I am truly sorry for the discrimination you and your family experienced. It is wrong regardless of whether whites or blacks are the targets.Blashyrkh wrote: ↑Wed May 15, 2019 5:20 amYes I am white. Pasty white. However, I grew up in Atlanta while my dad was at Ft. McPherson. No not the nice white Buckhead areas but the ghetto Adams Park area. I was one of about 10 white kids in my graduating class. I do realize the discrimination that minorities experienced as I got my ass kicked routinely simply for being a skinny white kid. I had to finally bash another kids face open with a rock in order to show that I would protect myself and stop getting sucker punched. My sister was sexually assaulted at school because it was a nothing more than a game to some people. What I also saw was Asians buying up stores in the inner city to make tons of money. I saw black men and women earn their doctorates and move back to their communities to provide services to the places they grew up. I saw the LGBTQ community buy up homes in the Grant Park area and turn what was once a horrid dump into a nice and clean community. Regardless of all of this I still believe that in a free society, no one should br forced to associate with anyone they don't want too.

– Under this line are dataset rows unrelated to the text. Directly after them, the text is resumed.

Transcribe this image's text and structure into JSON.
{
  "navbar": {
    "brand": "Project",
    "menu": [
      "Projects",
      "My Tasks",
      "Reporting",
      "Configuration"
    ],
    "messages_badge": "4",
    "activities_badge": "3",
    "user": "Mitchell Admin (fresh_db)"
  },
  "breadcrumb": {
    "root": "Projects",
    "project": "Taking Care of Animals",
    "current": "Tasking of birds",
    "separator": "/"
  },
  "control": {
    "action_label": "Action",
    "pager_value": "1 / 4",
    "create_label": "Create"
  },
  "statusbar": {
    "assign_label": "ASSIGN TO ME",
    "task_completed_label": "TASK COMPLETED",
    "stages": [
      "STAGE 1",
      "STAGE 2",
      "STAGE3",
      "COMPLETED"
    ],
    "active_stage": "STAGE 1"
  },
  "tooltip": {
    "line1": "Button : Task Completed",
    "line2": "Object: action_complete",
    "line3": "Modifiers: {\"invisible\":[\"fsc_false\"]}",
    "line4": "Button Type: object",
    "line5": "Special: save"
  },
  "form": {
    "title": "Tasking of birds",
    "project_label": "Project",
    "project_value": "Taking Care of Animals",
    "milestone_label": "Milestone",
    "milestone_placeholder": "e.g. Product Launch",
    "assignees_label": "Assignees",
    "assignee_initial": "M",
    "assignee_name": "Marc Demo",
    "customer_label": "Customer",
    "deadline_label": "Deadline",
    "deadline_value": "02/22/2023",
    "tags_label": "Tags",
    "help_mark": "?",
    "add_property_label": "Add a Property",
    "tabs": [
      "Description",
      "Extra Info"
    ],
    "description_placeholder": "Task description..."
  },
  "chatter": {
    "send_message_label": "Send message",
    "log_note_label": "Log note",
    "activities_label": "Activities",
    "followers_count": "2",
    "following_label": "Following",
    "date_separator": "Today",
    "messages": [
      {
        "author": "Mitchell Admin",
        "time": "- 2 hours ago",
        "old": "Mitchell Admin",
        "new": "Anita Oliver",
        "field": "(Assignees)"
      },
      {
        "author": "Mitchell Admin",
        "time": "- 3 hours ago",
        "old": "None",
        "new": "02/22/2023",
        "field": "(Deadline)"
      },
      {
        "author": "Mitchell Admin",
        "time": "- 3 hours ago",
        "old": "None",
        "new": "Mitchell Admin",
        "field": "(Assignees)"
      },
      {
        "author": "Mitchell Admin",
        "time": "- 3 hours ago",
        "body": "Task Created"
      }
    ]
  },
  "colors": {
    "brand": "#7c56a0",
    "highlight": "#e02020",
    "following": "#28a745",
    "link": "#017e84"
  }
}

I have to admit, your argument has an intuitive appeal - it is my building, I will rent to who I want. It is my restaurant, I will serve who I want. It is my business, I will sell to who I want. It is already well established, however, that there are constraints on the rights of private ownership. For example, eminent domain laws allow the government to take the home I have owned and lived in for decades and turn it into a freeway on-ramp, as happened to someone I know - even though it is my property. I may own a restaurant, but I am not free to disregard health codes or I get shut down - even though it is my restaurant. I may own a piece of land, but zoning laws prohibit me from, for example, building a sexually-oriented business if there is a school nearby, or perhaps even building any kind of business if it's in a residential area - even though it is my land. I may rent out a house, but there are laws that govern my ability to evict the tenants - even though I own the building. I can own a store, but I can't sell liquor if I don't have a license, I can't sell liquor to anyone under 21, and can't sell on Sundays in some cities - even though it is my store. I could keep going, but I am sure you get the point.

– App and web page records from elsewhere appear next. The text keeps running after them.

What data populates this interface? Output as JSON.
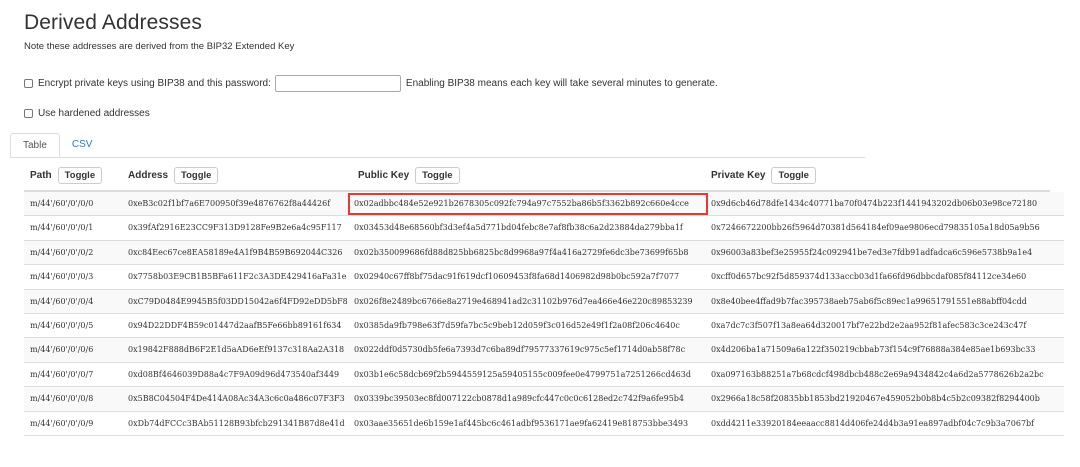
{
  "page": {
    "title": "Derived Addresses",
    "note": "Note these addresses are derived from the BIP32 Extended Key"
  },
  "options": {
    "bip38_label": "Encrypt private keys using BIP38 and this password:",
    "bip38_password": "",
    "bip38_hint": "Enabling BIP38 means each key will take several minutes to generate.",
    "hardened_label": "Use hardened addresses"
  },
  "tabs": [
    {
      "label": "Table"
    },
    {
      "label": "CSV"
    }
  ],
  "columns": {
    "path": "Path",
    "address": "Address",
    "public_key": "Public Key",
    "private_key": "Private Key",
    "toggle": "Toggle"
  },
  "rows": [
    {
      "path": "m/44'/60'/0'/0/0",
      "address": "0xeB3c02f1bf7a6E700950f39e4876762f8a44426f",
      "pub": "0x02adbbc484e52e921b2678305c092fc794a97c7552ba86b5f3362b892c660e4cce",
      "priv": "0x9d6cb46d78dfe1434c40771ba70f0474b223f1441943202db06b03e98ce72180"
    },
    {
      "path": "m/44'/60'/0'/0/1",
      "address": "0x39fAf2916E23CC9F313D9128Fe9B2e6a4c95F117",
      "pub": "0x03453d48e68560bf3d3ef4a5d771bd04febc8e7af8fb38c6a2d23884da279bba1f",
      "priv": "0x7246672200bb26f5964d70381d564184ef09ae9806ecd79835105a18d05a9b56"
    },
    {
      "path": "m/44'/60'/0'/0/2",
      "address": "0xc84Eec67ce8EA58189e4A1f9B4B59B692044C326",
      "pub": "0x02b350099686fd88d825bb6825bc8d9968a97f4a416a2729fe6dc3be73699f65b8",
      "priv": "0x96003a83bef3e25955f24c092941be7ed3e7fdb91adfadca6c596e5738b9a1e4"
    },
    {
      "path": "m/44'/60'/0'/0/3",
      "address": "0x7758b03E9CB1B5BFa611F2c3A3DE429416aFa31e",
      "pub": "0x02940c67ff8bf75dac91f619dcf10609453f8fa68d1406982d98b0bc592a7f7077",
      "priv": "0xcff0d657bc92f5d859374d133accb03d1fa66fd96dbbcdaf085f84112ce34e60"
    },
    {
      "path": "m/44'/60'/0'/0/4",
      "address": "0xC79D0484E9945B5f03DD15042a6f4FD92eDD5bF8",
      "pub": "0x026f8e2489bc6766e8a2719e468941ad2c31102b976d7ea466e46e220c89853239",
      "priv": "0x8e40bee4ffad9b7fac395738aeb75ab6f5c89ec1a99651791551e88abff04cdd"
    },
    {
      "path": "m/44'/60'/0'/0/5",
      "address": "0x94D22DDF4B59c01447d2aafB5Fe66bb89161f634",
      "pub": "0x0385da9fb798e63f7d59fa7bc5c9beb12d059f3c016d52e49f1f2a08f206c4640c",
      "priv": "0xa7dc7c3f507f13a8ea64d320017bf7e22bd2e2aa952f81afec583c3ce243c47f"
    },
    {
      "path": "m/44'/60'/0'/0/6",
      "address": "0x19842F888dB6F2E1d5aAD6eEf9137c318Aa2A318",
      "pub": "0x022ddf0d5730db5fe6a7393d7c6ba89df79577337619c975c5ef1714d0ab58f78c",
      "priv": "0x4d206ba1a71509a6a122f350219cbbab73f154c9f76888a384e85ae1b693bc33"
    },
    {
      "path": "m/44'/60'/0'/0/7",
      "address": "0xd08Bf4646039D88a4c7F9A09d96d473540af3449",
      "pub": "0x03b1e6c58dcb69f2b5944559125a59405155c009fee0e4799751a7251266cd463d",
      "priv": "0xa097163b88251a7b68cdcf498dbcb488c2e69a9434842c4a6d2a5778626b2a2bc"
    },
    {
      "path": "m/44'/60'/0'/0/8",
      "address": "0x5B8C04504F4De414A08Ac34A3c6c0a486c07F3F3",
      "pub": "0x0339bc39503ec8fd007122cb0878d1a989cfc447c0c0c6128ed2c742f9a6fe95b4",
      "priv": "0x2966a18c58f20835bb1853bd21920467e459052b0b8b4c5b2c09382f8294400b"
    },
    {
      "path": "m/44'/60'/0'/0/9",
      "address": "0xDb74dFCCc3BAb51128B93bfcb291341B87d8e41d",
      "pub": "0x03aae35651de6b159e1af445bc6c461adbf9536171ae9fa62419e818753bbe3493",
      "priv": "0xdd4211e33920184eeaacc8814d406fe24d4b3a91ea897adbf04c7c9b3a7067bf"
    }
  ]
}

Given the dozens, if not hundreds of laws that already govern and circumscribe my rights as a landlord or business owner, I think we can all agree that owning something does not give me unrestricted rights in how I use it for commerce. I don't see how telling me my bakery has to serve gay customers is any different than telling me my bakery has to follow health codes, or how telling me I have to rent to blacks is any different than telling me I have to follow laws regarding evictions. Anti-discrimination laws are only a small subset of many, many laws that tell landlords and business owners exactly what they can and can't do with their own property. I don't see much of a distinction between anti-discrimination laws and lots of other well-established and longstanding laws.